    DEC 26, 2015 - 03:16 PM
    Anyone tried this with acrylic Gesso in place of the sealer? I mixed water and clear gesso on a glass plate to spread the tissue on. It came out with a kind of smooth texture, but still experimenting here. Just wonder if others have tried? Seems very durable and easy to shape after drying over night
    DEC 29, 2015 - 11:34 AM
    Never even heard of Gesso. I'll have to look and see if they have anything like that at the local DIY store.
    DEC 29, 2015 - 07:20 PM
    The brand I tried was Liquitex medium clear gesso acrylic. It is a paint base and thickener that is available at most art supply places such as Blicks or Hobby Lobby. Many use this for water effects like ripples or wave shapes. If it is thinned with water then it soaks into the tissue for a tarp. My issue was how to carefully get out the wrinkles without tearing when first wetting the tissue. A glass plate seems to help.
    DEC 29, 2015 - 07:35 PM
    Might have to give it a try. I used wax paper as a work surface. Seems to work okay, but you're right; trying to do much with the tarp soon after painting it with your rubberizing medium of choice is tricky work.
    DEC 29, 2015 - 07:39 PM
    I've found a single tissue gives enough material for many projects. I have also found that once it is completely dry I can form it into whatever rough shape I want and then paint it with isopropyl alcohol to soften it up enough to be able to precisely tune the shape. Worked like a charm for making a new canvas roof for a quad tractor and a spare tire cover for a scout car.
    FEB 10, 2016 - 05:44 PM
    Resurrecting this old thread because the final product looks so good. I tried it twice with facial and wrapping tissue but could not get it to work. Questions for those in the US that got it to work: 1. What exact product did you use? 2. What surface did you use under the tissue when applying the liquid? (I used wax paper.) How do you lift the wet paper off the surface without tearing? 3. How do you dry it? Is it on the surface?
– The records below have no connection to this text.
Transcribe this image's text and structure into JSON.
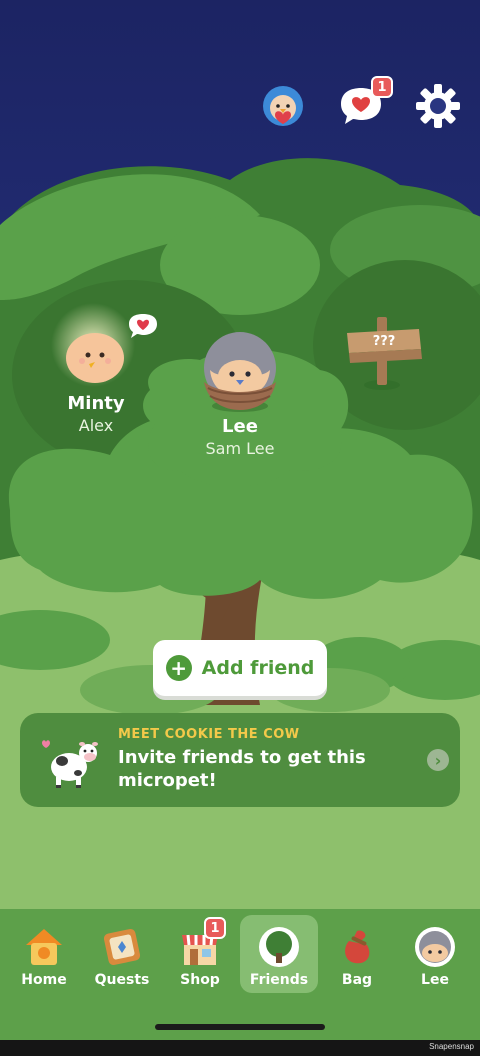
{
  "colors": {
    "sky_top": "#1d2565",
    "tree_dark": "#3f7f35",
    "tree_mid": "#5aa14a",
    "grass": "#8ec06c",
    "accent_green": "#4e9a3a",
    "promo_kicker": "#f3c94a",
    "badge_red": "#e85a5a"
  },
  "top_bar": {
    "icons": [
      "bird-hug-icon",
      "heart-message-icon",
      "gear-icon"
    ],
    "messages_badge": "1"
  },
  "pets": [
    {
      "pet_name": "Minty",
      "owner": "Alex",
      "has_heart_bubble": true
    },
    {
      "pet_name": "Lee",
      "owner": "Sam Lee",
      "in_nest": true
    }
  ],
  "signpost": {
    "text": "???"
  },
  "add_friend": {
    "label": "Add friend",
    "icon": "plus-icon"
  },
  "promo": {
    "kicker": "MEET COOKIE THE COW",
    "message": "Invite friends to get this micropet!",
    "icon": "cow-icon"
  },
  "nav": {
    "items": [
      {
        "label": "Home",
        "icon": "birdhouse-icon",
        "active": false
      },
      {
        "label": "Quests",
        "icon": "quest-board-icon",
        "active": false
      },
      {
        "label": "Shop",
        "icon": "shop-icon",
        "active": false,
        "badge": "1"
      },
      {
        "label": "Friends",
        "icon": "tree-icon",
        "active": true
      },
      {
        "label": "Bag",
        "icon": "bag-icon",
        "active": false
      },
      {
        "label": "Lee",
        "icon": "avatar-icon",
        "active": false
      }
    ]
  },
  "watermark": "Snapensnap"
}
How do you keep it from bonding to the surface when dry? Thanks, KL
    DEC 22, 2018 - 07:38 AM
    Kurt, here's what I do with Vinnie's EXCELLENT technique. First you must use a good quality smooth tissue - I use the stuff that comes with men's shirts. The latex I use here in Canada (I'm sure similar stuff is available in USA) is DAP brand Acrylic Latex Caulk Plus Silicone. I mix it 50/50 with water to make a very dilute "solution". I do not apply it on a hard surface. Instead I have a 4" by 6" frame onto which I tape a piece of tissue. Then using a broad 3/4" to 1" wide SOFT brush I wet one side and gently dry it with a small hair dryer, which takes only a minute or two. Repeat on the other side. It is during these first two applications that you are most likely to tear the wet tissue . . . so be careful. I then do two more double sided coats. I'll do a fourth if I plan to cut the tissue into strips for belts, etc as it a little stronger. The "cloth" takes acrylic paints very well. There are photos of this technique used to make a canvas roof of my Schwimmwagen on Missing-lynx 3 Sept 2018. Good luck . . . you only need it for the first coats.
    DEC 22, 2018 - 09:49 AM
    Thanks Tom! I was thinking of attaching it to a frame. I have been using an acrylic caulk that is listed as "paintable". The small pieces that have survived the previous experiments did seem to be pretty durable, even with just a single coat. I will try this tomorrow. Thanks, KL
    DEC 22, 2018 - 04:05 PM